Cooperative ClassificationA61B5/02433, A61B5/7203, A61B5/7257, A61B5/1455, A61B5/726, G06K9/0051, A61B5/7214, A61B5/14551, A61B5/14552, A61B5/0205, A61B5/02416
European ClassificationA61B5/1455N, A61B5/024D, A61B5/72B2D, G06K9/00M1D
Legal Events
DateCodeEventDescription
May 27, 2014ASAssignment
Owner name: JPMORGAN CHASE BANK, NATIONAL ASSOCIATION, ILLINOI

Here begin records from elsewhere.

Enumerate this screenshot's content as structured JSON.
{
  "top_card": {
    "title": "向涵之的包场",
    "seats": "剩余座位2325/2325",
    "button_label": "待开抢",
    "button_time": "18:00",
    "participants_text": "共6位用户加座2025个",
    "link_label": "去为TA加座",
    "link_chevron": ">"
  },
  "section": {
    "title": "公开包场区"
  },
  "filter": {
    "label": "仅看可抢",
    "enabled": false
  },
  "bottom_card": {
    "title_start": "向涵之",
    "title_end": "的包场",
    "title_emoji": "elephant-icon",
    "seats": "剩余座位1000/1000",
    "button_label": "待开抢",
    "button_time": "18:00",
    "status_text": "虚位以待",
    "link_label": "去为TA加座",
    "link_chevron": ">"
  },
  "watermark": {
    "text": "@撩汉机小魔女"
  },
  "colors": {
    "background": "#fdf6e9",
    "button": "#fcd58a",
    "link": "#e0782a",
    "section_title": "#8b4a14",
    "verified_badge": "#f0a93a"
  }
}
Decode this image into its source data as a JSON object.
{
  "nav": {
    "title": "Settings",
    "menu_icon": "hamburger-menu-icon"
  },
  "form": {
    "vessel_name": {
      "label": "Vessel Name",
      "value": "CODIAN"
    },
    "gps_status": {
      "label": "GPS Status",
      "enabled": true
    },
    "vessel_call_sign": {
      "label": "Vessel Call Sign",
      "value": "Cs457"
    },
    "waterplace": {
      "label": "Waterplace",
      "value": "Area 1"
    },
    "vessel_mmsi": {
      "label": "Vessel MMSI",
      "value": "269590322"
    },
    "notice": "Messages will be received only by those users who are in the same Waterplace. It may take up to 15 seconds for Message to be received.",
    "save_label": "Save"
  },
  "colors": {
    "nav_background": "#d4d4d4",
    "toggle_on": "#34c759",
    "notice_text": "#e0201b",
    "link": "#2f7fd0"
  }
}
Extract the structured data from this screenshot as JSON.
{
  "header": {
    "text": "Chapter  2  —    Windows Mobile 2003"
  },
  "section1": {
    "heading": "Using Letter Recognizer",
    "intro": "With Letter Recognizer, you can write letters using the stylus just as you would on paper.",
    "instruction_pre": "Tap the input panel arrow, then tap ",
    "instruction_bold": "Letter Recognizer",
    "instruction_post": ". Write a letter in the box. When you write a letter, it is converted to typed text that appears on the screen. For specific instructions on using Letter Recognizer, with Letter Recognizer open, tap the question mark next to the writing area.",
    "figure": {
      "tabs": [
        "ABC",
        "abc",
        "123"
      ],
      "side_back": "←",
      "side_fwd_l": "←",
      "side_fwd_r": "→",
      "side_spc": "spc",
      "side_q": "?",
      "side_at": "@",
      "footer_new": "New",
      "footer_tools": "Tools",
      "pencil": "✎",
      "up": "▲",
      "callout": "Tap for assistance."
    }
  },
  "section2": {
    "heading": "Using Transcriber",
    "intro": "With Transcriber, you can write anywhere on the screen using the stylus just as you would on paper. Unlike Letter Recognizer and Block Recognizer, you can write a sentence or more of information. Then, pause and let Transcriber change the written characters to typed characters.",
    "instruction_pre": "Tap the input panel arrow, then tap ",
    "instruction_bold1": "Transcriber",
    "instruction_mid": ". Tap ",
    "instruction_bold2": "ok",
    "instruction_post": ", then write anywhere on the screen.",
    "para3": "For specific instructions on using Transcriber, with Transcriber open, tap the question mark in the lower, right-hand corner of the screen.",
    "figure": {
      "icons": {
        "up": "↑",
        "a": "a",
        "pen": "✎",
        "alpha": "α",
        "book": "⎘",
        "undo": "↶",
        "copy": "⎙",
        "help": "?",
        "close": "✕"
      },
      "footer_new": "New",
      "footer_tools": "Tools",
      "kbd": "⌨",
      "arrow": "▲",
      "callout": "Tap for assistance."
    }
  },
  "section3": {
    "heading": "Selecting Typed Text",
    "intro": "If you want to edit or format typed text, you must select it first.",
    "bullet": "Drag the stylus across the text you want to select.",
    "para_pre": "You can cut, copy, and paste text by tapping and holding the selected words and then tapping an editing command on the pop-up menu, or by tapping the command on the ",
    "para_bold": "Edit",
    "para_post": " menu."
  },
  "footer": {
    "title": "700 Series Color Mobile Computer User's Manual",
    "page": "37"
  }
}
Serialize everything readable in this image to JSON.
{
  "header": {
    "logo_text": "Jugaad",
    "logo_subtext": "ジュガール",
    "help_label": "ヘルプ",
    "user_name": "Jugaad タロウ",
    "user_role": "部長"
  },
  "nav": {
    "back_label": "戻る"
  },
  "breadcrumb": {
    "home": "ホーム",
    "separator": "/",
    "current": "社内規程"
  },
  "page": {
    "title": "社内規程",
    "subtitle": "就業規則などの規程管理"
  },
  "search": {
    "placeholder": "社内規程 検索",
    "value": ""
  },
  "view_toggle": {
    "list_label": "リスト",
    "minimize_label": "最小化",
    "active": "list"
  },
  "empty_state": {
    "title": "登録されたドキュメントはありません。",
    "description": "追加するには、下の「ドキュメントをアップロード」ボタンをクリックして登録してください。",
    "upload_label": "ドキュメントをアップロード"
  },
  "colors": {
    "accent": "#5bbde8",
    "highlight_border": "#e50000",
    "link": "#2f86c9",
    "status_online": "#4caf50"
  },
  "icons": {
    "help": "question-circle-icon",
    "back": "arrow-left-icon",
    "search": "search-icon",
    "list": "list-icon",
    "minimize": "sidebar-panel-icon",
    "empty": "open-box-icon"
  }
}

Free format text: CORRECTIVE ASSIGNMENT TO CORRECT THE NATURE OF CONVEYANCE PREVIOUSLY RECORDED AT REEL: 032784 FRAME: 0864. ASSIGNOR(S) HEREBY CONFIRMS THE SECURITY AGREEMENT;ASSIGNORS:MASIMO AMERICAS, INC.;MASIMO CORPORATION;REEL/FRAME:033032/0426
Effective date: 20140423
Apr 29, 2014ASAssignment
Owner name: JPMORGAN CHASE BANK, NATIONAL ASSOCIATION, ILLINOI
Effective date: 20140423
Free format text: ASSIGNMENT OF ASSIGNORS INTEREST;ASSIGNORS:MASIMO CORPORATION;MASIMO AMERICAS, INC.;REEL/FRAME:032784/0864
Feb 19, 2013RRRequest for reexamination filed
Effective date: 20121004
Jun 13, 2011FPAYFee payment
Year of fee payment: 12
May 21, 2007FPAYFee payment
Year of fee payment: 8
Aug 8, 2006ASAssignment
Owner name: MASIMO CORPORATION, CALIFORNIA
Free format text: RELEASE BY SECURED PARTY;ASSIGNOR:COMERICA BANK;REEL/FRAME:018061/0752
Effective date: 20060728
Jun 11, 2003FPAYFee payment
Year of fee payment: 4
Apr 17, 2002ASAssignment
Owner name: COMERICA BANK-CALIFORNIA, CALIFORNIA
Free format text: SECURITY INTEREST;ASSIGNOR:MASIMO CORPORATION;REEL/FRAME:012822/0200
Effective date: 20010629
Owner name: COMERICA BANK-CALIFORNIA 611 ANTON BOULEVARD, SECO
Free format text: SECURITY INTEREST;ASSIGNOR:MASIMO CORPORATION /AR;REEL/FRAME:012822/0200
Mar 19, 2002CCCertificate of correction
Apr 15, 1997ASAssignment
Owner name: MASIMO CORPORATION, CALIFORNIA
Free format text: ASSIGNMENT OF ASSIGNORS INTEREST;ASSIGNORS:DIAB, MOHAMED K.;MCCARTHY, REX J.;REEL/FRAME:008528/0483
Effective date: 19970414